Rabbi Adelson has been in Pittsburgh since 2015, and has led the charge in re-fashioning Congregation Beth Shalom as an open, inclusive community that focuses on connecting Jews with their tradition and helping them to find the kedushah/holiness in their lives. Membership has grown by more than ten percent since his arrival, and the congregation has recently launched a new programming initiative called Derekh.
He spent the previous eight years in Great Neck, New York, serving as Assistant Rabbi and then as Associate Rabbi of Temple Israel of Great Neck. During his tenure on Long Island, he crafted a range of new initiatives that engaged more people, strengthened the community through teaching, pastoring, counseling, and re-framed Temple Israel as a welcoming place.
Prior to that, Rabbi Adelson served for four years as Cantor at the Conservative Synagogue of Fifth Avenue in Manhattan. He was ordained at the Jewish Theological Seminary in New York in 2007, having received cantorial investiture and a Master’s degree in Bible and Ancient Semitic Languages there in 2004. Before changing course in 1999, Rabbi Adelson worked as a chemical engineer for more than five years, and holds a BS in Chemical Engineering from Cornell University (1992), and an MS in the same field from Texas A&M University (1994).
Growing up, he and his family were active members of (Conservative) Congregation Knesset Israel in Pittsfield, Massachusetts, and he spent several formative summers at Camp Ramah in New England.

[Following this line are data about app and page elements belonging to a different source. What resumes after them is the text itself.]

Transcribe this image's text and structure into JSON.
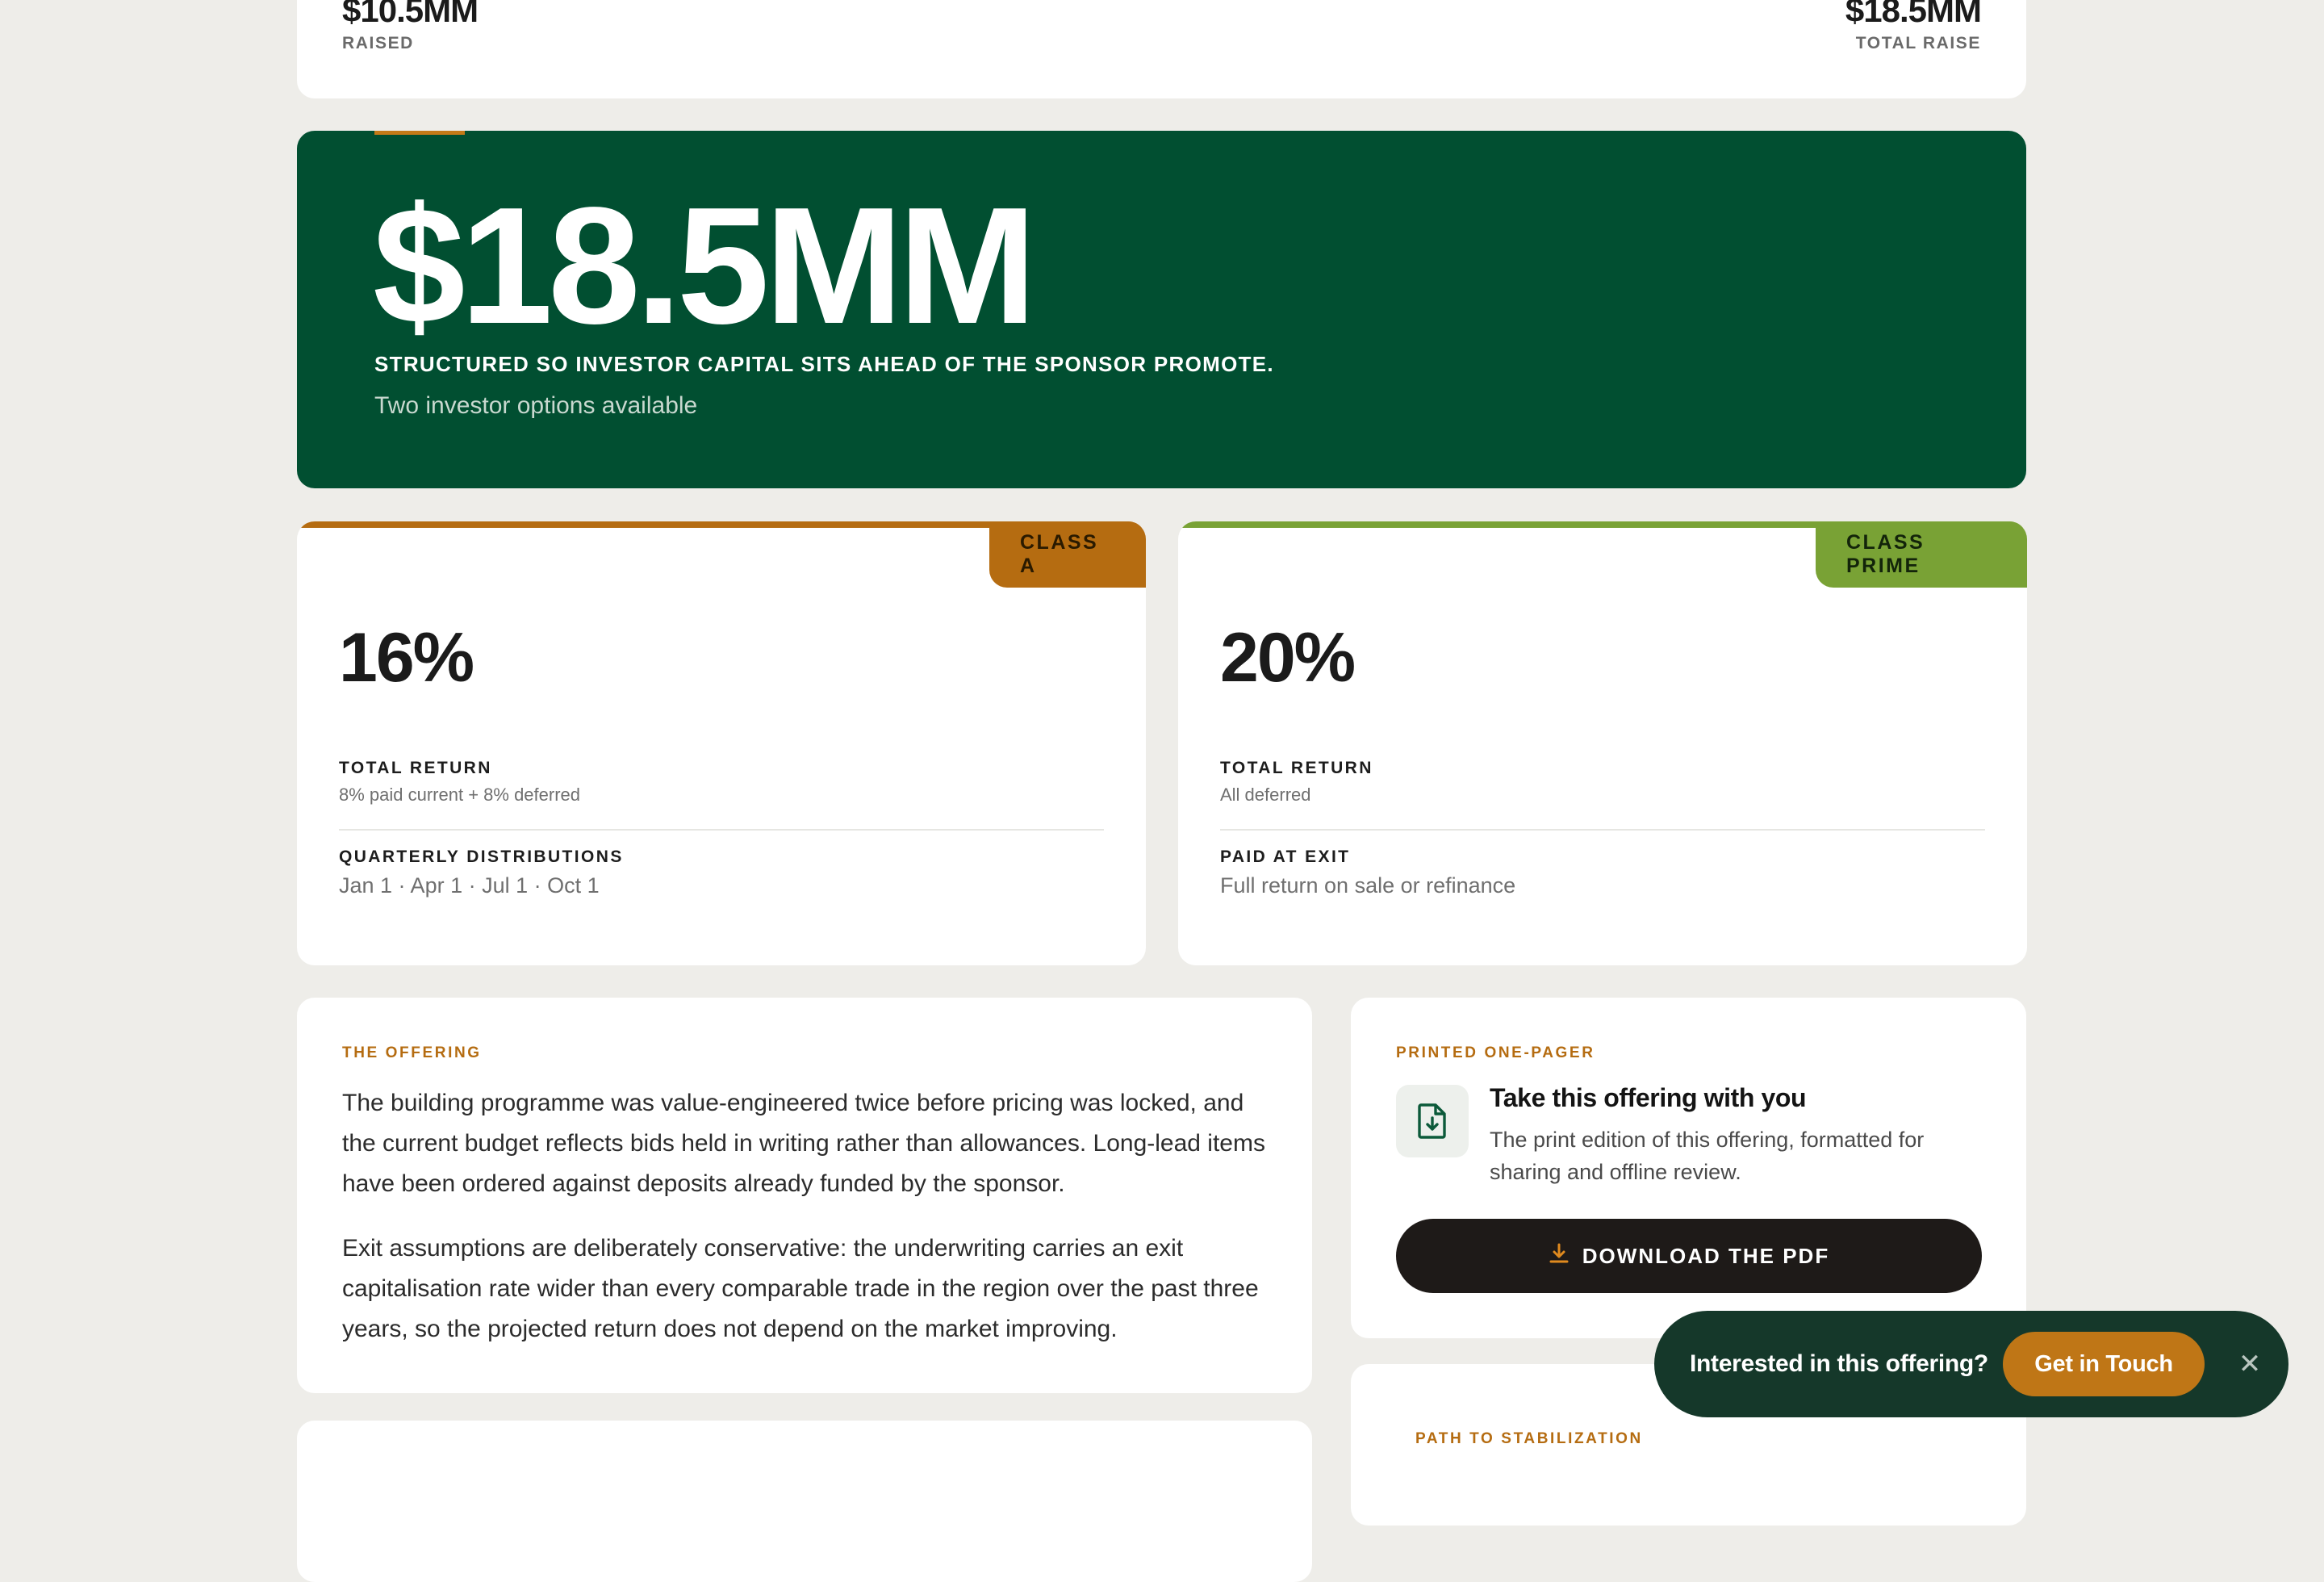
{
  "raise_summary": {
    "raised_value": "$10.5MM",
    "raised_label": "RAISED",
    "total_value": "$18.5MM",
    "total_label": "TOTAL RAISE"
  },
  "hero": {
    "amount": "$18.5MM",
    "tagline": "STRUCTURED SO INVESTOR CAPITAL SITS AHEAD OF THE SPONSOR PROMOTE.",
    "subtitle": "Two investor options available"
  },
  "classes": [
    {
      "tag": "CLASS A",
      "return_pct": "16%",
      "row1_title": "TOTAL RETURN",
      "row1_sub": "8% paid current + 8% deferred",
      "row2_title": "QUARTERLY DISTRIBUTIONS",
      "row2_sub": "Jan 1 · Apr 1 · Jul 1 · Oct 1"
    },
    {
      "tag": "CLASS PRIME",
      "return_pct": "20%",
      "row1_title": "TOTAL RETURN",
      "row1_sub": "All deferred",
      "row2_title": "PAID AT EXIT",
      "row2_sub": "Full return on sale or refinance"
    }
  ],
  "offering": {
    "eyebrow": "THE OFFERING",
    "paragraph_1": "The building programme was value-engineered twice before pricing was locked, and the current budget reflects bids held in writing rather than allowances. Long-lead items have been ordered against deposits already funded by the sponsor.",
    "paragraph_2": "Exit assumptions are deliberately conservative: the underwriting carries an exit capitalisation rate wider than every comparable trade in the region over the past three years, so the projected return does not depend on the market improving."
  },
  "one_pager": {
    "eyebrow": "PRINTED ONE-PAGER",
    "title": "Take this offering with you",
    "description": "The print edition of this offering, formatted for sharing and offline review.",
    "button_label": "DOWNLOAD THE PDF",
    "icon": "file-download-icon"
  },
  "path": {
    "eyebrow": "PATH TO STABILIZATION"
  },
  "cta": {
    "text": "Interested in this offering?",
    "button_label": "Get in Touch",
    "close_icon": "close-icon"
  },
  "colors": {
    "background": "#eeede9",
    "hero_green": "#014f31",
    "class_a_accent": "#b56c11",
    "class_prime_accent": "#79a235",
    "cta_bg": "#15382a",
    "cta_button": "#bf7616"
  }
}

He and his wife Judith, a former ballerina and member of Actors’ Equity, were married in August, 2006. They have a daughter, Hannah Vered, and a son, Zev Isaac. Rabbi Adelson’s older son, Oryah, is currently serving in an artillery unit in the IDF.
You can read Rabbi Adelson’s writings, sermons, kavvanot, and divrei Torah on his blog, TheModernRabbi.com.